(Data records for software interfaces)
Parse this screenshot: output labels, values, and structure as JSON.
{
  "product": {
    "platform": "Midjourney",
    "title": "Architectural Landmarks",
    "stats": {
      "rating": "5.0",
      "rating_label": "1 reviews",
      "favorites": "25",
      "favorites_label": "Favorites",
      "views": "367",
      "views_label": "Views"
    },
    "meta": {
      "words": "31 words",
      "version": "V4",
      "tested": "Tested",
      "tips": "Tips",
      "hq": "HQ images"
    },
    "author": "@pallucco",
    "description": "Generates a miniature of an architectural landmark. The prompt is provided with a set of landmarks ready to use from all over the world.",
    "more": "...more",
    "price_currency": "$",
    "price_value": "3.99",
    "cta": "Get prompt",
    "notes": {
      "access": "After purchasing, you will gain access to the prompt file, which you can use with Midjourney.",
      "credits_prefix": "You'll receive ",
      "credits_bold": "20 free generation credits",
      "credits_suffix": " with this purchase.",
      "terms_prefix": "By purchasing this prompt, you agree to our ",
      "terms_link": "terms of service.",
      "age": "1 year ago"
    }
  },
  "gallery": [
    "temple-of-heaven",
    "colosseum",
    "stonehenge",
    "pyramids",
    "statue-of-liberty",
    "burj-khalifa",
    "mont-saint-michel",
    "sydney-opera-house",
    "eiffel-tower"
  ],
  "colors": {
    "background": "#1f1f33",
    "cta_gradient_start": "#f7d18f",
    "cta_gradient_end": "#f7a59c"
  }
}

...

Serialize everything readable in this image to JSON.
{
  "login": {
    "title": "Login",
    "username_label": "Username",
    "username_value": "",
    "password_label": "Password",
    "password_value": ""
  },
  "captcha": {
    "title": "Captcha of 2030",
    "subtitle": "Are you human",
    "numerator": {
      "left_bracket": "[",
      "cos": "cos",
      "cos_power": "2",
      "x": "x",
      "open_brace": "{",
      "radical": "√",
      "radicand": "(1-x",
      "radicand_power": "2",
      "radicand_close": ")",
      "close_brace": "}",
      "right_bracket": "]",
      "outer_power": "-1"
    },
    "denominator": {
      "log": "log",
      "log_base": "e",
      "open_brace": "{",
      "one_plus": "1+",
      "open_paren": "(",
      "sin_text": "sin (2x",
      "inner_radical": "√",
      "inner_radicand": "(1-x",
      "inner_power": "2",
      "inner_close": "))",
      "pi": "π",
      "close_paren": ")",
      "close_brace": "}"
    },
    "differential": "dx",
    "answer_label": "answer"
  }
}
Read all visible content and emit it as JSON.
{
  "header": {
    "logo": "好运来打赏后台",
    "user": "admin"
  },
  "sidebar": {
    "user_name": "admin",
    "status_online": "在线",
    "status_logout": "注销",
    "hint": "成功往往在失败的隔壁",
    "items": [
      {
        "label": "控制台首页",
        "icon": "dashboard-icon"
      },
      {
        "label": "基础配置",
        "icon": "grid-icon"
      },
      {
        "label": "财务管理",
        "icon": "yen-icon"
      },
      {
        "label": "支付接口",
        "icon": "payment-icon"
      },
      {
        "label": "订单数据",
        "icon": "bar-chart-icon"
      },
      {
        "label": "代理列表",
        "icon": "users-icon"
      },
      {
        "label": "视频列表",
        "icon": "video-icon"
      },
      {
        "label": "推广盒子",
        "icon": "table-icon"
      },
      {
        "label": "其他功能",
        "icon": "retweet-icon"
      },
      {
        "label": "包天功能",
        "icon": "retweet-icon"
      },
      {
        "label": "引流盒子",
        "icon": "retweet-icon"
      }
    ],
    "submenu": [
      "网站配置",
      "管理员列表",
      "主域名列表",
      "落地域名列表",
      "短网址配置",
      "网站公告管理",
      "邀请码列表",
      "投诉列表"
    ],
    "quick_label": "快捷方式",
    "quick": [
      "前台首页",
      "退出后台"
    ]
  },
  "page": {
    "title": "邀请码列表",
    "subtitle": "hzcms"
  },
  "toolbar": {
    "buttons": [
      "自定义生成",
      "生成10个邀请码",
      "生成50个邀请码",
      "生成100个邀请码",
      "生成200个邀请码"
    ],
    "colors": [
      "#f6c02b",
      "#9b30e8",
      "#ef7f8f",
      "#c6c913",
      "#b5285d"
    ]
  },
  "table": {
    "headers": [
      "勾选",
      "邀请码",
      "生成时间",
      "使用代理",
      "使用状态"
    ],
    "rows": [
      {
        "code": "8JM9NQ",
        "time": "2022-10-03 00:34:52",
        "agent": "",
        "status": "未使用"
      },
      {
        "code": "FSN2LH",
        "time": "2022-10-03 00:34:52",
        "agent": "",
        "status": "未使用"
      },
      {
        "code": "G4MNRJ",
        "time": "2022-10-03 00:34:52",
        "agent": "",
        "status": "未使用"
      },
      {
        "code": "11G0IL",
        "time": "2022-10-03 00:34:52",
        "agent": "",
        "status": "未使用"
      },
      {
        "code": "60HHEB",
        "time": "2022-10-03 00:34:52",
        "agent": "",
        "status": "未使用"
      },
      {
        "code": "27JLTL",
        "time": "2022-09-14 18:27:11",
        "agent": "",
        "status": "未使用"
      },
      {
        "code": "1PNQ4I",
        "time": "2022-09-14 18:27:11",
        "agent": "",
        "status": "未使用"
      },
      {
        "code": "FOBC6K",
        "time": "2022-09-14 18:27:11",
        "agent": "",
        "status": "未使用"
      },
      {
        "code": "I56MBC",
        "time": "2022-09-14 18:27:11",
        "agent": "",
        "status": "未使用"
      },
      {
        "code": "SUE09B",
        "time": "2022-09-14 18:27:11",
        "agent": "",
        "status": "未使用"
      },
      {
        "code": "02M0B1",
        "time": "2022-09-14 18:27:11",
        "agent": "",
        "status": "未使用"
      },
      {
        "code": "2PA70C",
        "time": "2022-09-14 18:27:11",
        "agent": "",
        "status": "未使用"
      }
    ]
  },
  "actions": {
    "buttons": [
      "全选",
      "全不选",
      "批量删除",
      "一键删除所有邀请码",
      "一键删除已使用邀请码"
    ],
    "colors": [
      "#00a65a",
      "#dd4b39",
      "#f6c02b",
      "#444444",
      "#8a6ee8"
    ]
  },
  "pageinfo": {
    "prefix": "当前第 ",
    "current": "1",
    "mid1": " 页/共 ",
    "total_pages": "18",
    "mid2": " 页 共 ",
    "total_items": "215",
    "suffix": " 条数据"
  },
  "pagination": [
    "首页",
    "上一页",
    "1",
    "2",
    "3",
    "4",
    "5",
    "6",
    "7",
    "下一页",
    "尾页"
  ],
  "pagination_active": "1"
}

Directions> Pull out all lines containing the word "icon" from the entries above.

Result of the task>
        "icon": "dashboard-icon"
        "icon": "grid-icon"
        "icon": "yen-icon"
        "icon": "payment-icon"
        "icon": "bar-chart-icon"
        "icon": "users-icon"
        "icon": "video-icon"
        "icon": "table-icon"
        "icon": "retweet-icon"
        "icon": "retweet-icon"
        "icon": "retweet-icon"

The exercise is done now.